Gusty winds, heavy rains batter Philippines as super typhoon Mangkhut makes landfall
The Philippine Atmospheric, Geophysical and Astronomical Services Administration (PAGASA) said the super typhoon made landfall at 1:40 a.m. local time on Saturday, packing maximum sustained winds of 205 km per hour and gusts reaching 305 km per hour.
According to PAGASA, Mangkhut has been slightly weakened and is now heading towards Ilocos Norte province in the northern Philippines.
"Stormy weather is expected over many areas (in the Philippine main Luzon Island, including Metro Manila)," PAGASA said.
Ricardo Jalad, undersecretary of the National Disaster Risk Reduction and Management Council, said 56,000 people have been evacuated to safer grounds when typhoon smashed into northern Luzon Island.
Jalad said nearly 5 million people have been affected by the typhoon, mostly farmers and fishermen from the provinces.
So far, no casualties have been reported, except for some houses and town halls damaged by the super typhoon.
In Tuguegarao City, the capital of the Cagayan province, local media reported that the ceiling of the city hall was damaged. Some reporters in the city said they could not venture out of their hotels because of strong winds. "Our hotel is being shaken," a reporter told Xinhua.
Strong winds are shaking trees and shattering windows a few hours before the Mangkhut slammed the province.
The National Grid Corporation of the Philippines told media that the provinces of Isabela and Cagayan in the northern Philippines have begun to have power outages since Friday night.
In the Batanes province, communication signal has started to become static because telecom operator has already shut down its facility in the province, said the governor Marilou Cayco.
Days before the typhoon hit land, authorities urged residents in the direct path of the typhoon to evacuate, especially those living in coastal communities, warning the storm could bring intense rains that could trigger flash floods, landslides and waves as tall as three-storey buildings.
Forecasters said the southwest monsoon enhanced by the typhoon will continue to bring gusty winds and heavy rains.

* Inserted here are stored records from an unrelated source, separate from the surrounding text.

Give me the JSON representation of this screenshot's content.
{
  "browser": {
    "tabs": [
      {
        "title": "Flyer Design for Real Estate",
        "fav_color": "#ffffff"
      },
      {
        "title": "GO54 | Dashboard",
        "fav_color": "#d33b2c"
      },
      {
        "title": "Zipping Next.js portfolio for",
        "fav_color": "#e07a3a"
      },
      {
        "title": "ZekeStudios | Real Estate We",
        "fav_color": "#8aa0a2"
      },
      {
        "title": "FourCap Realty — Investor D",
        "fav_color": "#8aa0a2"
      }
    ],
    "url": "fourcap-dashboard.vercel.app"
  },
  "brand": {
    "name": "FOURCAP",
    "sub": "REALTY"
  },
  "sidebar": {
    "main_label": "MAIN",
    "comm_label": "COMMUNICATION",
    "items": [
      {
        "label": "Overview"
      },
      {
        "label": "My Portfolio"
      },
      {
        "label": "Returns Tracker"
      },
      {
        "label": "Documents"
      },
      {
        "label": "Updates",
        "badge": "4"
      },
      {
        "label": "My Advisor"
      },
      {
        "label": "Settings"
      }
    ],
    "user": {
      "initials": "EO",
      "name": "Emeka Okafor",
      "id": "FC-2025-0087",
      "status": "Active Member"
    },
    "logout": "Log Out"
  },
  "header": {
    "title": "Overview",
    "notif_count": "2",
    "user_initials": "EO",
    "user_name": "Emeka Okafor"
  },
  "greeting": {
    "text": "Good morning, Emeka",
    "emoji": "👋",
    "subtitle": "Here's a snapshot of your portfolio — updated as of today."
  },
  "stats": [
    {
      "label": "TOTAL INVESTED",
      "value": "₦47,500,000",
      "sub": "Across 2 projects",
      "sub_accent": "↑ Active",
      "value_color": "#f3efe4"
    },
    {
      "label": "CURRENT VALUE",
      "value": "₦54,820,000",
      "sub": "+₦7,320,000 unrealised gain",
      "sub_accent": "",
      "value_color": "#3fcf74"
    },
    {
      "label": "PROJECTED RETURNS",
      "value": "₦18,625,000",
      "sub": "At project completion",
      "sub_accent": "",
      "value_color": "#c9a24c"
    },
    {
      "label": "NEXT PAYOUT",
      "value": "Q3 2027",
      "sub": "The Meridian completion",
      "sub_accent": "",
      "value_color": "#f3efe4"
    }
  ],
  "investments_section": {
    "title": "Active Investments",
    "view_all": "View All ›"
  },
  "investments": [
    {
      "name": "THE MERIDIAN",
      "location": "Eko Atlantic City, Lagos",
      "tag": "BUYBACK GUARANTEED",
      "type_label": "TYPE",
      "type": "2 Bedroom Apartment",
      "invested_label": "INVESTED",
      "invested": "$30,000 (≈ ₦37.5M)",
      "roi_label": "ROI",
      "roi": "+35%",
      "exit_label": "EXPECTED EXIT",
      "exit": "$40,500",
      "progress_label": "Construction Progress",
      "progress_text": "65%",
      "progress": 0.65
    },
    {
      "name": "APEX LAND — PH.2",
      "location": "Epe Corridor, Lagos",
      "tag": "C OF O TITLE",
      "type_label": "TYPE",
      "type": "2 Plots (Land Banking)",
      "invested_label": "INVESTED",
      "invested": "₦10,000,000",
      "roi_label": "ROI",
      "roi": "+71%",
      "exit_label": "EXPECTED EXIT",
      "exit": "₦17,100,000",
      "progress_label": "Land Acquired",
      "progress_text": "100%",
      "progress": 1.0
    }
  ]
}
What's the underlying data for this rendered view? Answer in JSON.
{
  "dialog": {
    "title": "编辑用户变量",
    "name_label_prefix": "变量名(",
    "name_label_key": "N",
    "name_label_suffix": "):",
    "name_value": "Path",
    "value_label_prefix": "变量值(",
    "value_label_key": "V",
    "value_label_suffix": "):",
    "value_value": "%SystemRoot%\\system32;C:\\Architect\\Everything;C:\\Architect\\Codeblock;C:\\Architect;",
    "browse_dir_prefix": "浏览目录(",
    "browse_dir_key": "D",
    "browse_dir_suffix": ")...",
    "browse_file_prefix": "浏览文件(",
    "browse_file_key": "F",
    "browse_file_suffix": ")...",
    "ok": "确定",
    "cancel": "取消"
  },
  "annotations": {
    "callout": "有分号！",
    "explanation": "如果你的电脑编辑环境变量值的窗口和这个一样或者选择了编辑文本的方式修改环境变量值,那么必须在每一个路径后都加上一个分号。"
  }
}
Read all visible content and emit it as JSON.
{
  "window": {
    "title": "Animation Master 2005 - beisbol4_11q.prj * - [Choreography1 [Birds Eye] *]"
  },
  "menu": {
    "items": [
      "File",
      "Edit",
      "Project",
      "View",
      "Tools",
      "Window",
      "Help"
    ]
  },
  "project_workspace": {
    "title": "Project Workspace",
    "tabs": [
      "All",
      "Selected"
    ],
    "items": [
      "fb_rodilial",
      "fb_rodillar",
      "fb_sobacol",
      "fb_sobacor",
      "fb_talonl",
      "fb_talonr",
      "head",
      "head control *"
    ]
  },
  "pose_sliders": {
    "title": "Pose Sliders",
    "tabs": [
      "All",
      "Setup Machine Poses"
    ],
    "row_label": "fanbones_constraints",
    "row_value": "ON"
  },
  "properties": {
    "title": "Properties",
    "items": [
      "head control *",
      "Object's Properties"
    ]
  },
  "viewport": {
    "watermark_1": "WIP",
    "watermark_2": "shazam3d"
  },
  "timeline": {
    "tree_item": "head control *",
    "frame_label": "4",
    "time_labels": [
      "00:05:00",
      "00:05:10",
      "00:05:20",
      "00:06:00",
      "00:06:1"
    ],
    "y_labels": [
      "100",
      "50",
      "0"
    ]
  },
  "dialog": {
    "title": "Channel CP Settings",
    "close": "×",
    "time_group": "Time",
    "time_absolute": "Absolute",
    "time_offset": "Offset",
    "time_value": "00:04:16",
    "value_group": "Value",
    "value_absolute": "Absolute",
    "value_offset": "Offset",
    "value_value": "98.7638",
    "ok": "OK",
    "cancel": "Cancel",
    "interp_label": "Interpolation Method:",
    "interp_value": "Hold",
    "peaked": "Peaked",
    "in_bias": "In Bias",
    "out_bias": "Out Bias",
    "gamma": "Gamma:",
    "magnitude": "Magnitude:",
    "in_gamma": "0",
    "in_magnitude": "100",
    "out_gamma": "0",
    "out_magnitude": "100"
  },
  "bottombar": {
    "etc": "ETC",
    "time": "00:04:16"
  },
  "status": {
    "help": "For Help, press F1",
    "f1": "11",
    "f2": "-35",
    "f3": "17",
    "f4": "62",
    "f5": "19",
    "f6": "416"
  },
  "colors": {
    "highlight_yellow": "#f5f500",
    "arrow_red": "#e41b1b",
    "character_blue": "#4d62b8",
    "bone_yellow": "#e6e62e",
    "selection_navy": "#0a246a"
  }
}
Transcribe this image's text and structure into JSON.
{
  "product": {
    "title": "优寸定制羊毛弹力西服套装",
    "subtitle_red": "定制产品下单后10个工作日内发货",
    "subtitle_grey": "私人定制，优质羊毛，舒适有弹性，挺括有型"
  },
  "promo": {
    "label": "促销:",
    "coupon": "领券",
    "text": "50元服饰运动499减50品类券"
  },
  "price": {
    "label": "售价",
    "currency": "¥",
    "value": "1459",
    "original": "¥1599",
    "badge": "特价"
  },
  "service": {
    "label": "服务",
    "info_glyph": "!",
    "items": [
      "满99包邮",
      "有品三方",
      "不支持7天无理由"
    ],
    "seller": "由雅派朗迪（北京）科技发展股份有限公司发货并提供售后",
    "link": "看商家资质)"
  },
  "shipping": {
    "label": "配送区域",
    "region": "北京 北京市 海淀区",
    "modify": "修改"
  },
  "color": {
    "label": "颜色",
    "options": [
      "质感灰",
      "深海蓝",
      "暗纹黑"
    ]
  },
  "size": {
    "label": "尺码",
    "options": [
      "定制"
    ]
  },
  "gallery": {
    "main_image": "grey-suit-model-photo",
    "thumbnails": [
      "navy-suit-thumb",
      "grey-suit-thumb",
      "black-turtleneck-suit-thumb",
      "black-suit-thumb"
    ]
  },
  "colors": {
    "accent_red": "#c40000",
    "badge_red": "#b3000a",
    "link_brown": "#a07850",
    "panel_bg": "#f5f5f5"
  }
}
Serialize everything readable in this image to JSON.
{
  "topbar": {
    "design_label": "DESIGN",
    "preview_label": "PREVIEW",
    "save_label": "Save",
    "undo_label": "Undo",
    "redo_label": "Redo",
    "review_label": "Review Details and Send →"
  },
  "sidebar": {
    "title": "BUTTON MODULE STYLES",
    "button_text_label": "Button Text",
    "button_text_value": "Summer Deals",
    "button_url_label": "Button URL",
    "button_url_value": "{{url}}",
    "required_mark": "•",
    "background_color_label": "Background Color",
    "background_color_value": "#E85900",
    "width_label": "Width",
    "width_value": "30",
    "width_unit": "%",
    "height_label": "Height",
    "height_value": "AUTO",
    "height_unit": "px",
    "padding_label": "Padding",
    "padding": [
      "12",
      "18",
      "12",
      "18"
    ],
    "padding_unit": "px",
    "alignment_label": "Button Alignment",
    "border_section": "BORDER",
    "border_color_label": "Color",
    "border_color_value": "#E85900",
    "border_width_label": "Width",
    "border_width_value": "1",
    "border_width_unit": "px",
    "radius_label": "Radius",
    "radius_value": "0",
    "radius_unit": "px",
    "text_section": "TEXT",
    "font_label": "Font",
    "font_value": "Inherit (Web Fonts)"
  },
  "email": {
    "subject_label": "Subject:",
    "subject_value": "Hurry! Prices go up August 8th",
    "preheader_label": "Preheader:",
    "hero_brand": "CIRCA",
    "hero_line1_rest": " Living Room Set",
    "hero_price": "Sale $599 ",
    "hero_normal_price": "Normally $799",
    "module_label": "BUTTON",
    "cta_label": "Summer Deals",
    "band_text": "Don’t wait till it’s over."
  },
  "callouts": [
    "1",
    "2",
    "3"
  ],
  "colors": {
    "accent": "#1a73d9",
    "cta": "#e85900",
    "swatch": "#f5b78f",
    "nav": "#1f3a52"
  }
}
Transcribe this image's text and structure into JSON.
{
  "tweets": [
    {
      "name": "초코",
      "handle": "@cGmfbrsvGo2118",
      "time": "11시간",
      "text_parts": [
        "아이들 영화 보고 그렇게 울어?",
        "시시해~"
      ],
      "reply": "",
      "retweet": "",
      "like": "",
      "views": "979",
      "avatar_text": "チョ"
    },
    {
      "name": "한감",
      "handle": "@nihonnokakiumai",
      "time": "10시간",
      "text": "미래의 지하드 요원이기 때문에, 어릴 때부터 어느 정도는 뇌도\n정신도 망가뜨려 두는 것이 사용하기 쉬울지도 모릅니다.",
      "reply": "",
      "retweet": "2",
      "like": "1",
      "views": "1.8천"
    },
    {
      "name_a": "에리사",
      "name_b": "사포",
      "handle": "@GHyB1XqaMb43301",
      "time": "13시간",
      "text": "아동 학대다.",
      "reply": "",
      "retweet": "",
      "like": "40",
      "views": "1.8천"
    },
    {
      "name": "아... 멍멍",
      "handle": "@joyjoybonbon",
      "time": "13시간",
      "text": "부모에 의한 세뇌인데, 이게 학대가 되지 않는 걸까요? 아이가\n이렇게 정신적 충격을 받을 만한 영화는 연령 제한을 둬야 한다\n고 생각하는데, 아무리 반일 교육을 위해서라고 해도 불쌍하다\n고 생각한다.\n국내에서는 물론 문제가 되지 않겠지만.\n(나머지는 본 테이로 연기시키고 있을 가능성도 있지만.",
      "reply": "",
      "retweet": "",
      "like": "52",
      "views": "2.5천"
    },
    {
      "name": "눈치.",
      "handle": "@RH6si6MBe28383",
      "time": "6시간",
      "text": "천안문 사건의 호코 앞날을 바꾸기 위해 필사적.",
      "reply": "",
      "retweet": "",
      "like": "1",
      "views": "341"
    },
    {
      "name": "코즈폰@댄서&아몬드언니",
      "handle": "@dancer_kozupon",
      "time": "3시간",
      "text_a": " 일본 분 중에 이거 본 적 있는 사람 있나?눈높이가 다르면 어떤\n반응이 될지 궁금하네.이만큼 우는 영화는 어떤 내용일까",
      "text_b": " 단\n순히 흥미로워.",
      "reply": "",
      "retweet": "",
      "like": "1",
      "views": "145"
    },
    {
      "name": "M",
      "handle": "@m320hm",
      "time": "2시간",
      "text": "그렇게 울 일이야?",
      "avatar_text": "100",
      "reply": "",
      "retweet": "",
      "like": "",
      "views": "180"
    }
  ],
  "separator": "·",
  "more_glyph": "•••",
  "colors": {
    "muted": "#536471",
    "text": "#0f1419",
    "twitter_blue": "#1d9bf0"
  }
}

Forecasters also warned of storm surge or waves that could climb up to six meters.
"Fisherfolks and those with small seacrafts are advised not to venture out over the seaboards of areas with (storm signals) and the seaboards of Visayas and of Mindanao," PAGASA said.
Many domestic and international flights were suspended hours before the landfall. Classes and work in government offices in most parts of the northern Philippines were also suspended.
The super typhoon is predicted to exit the Philippines on Saturday night toward the South China Sea.
The Philippines is a tropical country and experiences around 20 typhoons every year. ■